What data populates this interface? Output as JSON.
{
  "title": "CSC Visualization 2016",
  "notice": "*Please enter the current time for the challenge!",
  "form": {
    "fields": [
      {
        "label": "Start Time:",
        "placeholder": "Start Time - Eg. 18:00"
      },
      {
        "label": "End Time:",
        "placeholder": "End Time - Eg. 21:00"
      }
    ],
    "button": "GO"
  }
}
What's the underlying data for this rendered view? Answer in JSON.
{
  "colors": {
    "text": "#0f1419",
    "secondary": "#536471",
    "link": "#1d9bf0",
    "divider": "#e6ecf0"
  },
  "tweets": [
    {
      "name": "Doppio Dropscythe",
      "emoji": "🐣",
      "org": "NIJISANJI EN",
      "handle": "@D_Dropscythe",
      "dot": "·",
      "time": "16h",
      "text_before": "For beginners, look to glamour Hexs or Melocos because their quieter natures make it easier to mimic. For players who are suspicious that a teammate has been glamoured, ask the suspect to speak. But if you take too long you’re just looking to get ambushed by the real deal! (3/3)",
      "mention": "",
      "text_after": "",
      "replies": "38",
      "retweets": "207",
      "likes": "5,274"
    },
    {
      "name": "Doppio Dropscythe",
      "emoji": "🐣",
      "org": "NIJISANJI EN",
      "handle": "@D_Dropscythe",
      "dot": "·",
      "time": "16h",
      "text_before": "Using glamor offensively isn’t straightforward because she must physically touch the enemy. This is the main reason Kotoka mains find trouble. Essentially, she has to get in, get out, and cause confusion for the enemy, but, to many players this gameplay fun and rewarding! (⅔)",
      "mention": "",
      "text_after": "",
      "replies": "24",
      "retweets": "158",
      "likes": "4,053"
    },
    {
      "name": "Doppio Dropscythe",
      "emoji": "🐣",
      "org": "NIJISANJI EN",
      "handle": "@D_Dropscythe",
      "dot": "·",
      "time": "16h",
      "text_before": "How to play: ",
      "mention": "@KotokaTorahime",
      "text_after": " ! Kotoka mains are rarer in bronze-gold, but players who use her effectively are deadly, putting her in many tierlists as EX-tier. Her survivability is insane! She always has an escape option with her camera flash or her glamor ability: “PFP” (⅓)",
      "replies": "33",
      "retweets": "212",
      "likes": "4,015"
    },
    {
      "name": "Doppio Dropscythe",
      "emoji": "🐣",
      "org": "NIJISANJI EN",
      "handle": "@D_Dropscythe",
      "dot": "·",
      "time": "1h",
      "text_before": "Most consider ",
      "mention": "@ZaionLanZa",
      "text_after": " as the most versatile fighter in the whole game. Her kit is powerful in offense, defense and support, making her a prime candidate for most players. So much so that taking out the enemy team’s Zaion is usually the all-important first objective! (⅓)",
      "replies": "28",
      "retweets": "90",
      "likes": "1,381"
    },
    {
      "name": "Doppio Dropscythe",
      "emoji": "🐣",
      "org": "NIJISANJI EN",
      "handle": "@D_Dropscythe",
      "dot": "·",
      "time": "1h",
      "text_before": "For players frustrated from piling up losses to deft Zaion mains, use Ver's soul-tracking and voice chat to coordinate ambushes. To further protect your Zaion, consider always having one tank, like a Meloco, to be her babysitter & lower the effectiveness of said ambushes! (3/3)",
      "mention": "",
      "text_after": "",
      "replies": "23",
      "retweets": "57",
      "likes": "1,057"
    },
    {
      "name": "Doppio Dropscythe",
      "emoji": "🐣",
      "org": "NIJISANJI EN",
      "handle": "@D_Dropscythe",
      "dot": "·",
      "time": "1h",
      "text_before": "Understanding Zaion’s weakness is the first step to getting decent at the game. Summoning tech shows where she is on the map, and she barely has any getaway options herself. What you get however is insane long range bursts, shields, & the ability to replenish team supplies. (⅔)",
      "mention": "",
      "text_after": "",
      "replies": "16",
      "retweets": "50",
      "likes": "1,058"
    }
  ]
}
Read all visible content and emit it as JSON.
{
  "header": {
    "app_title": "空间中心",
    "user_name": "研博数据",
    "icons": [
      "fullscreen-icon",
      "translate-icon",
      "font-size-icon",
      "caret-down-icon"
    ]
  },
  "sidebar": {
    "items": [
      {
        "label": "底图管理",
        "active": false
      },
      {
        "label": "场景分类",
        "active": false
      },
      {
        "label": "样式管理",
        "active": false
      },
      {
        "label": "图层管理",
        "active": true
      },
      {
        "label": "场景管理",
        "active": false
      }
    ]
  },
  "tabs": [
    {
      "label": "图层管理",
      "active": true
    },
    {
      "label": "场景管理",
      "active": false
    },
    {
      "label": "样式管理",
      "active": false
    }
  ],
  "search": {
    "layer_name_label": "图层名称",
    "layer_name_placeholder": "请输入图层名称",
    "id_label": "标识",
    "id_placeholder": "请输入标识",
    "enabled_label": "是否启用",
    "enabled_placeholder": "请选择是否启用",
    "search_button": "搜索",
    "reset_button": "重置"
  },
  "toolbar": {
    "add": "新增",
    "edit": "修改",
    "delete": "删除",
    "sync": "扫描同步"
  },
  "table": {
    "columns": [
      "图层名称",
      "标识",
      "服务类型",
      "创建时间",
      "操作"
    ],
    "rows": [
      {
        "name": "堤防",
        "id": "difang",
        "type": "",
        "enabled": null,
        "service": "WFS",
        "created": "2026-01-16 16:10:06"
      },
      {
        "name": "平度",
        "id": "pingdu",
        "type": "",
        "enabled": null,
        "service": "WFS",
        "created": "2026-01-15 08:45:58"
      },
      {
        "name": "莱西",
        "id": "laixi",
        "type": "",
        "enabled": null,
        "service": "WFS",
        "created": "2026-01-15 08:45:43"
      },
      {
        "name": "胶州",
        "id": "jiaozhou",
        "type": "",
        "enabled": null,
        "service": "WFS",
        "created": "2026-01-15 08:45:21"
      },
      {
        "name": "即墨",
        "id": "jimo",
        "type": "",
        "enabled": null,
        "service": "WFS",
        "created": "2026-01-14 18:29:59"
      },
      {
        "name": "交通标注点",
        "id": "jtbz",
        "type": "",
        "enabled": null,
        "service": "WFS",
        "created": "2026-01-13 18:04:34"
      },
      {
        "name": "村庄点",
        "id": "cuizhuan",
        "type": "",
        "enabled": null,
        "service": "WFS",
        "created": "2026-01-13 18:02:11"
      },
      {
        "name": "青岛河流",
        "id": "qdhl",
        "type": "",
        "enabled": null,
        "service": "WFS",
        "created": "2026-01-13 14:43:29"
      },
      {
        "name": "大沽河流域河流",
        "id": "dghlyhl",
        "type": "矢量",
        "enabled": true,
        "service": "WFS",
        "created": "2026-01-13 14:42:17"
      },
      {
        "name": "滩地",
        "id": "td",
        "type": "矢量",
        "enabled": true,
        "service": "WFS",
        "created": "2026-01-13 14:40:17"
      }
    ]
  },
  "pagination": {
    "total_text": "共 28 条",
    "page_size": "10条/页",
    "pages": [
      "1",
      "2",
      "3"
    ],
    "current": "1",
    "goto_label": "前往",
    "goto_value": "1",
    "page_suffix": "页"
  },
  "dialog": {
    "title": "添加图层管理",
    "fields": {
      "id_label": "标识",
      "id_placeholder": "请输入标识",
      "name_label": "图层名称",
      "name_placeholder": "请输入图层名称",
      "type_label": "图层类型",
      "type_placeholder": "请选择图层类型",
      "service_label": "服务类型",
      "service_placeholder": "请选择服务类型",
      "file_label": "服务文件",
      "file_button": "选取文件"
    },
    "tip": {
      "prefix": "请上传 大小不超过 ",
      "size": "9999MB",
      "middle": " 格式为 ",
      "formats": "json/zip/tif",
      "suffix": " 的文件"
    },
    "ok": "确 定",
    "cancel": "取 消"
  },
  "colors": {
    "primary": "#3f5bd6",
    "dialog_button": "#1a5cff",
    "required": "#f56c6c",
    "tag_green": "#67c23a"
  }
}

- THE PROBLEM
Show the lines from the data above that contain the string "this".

- SOLUTION TO THE PROBLEM
What data populates this interface? Output as JSON.
What's the underlying data for this rendered view? Answer in JSON.
      "text_before": "Using glamor offensively isn’t straightforward because she must physically touch the enemy. This is the main reason Kotoka mains find trouble. Essentially, she has to get in, get out, and cause confusion for the enemy, but, to many players this gameplay fun and rewarding! (⅔)",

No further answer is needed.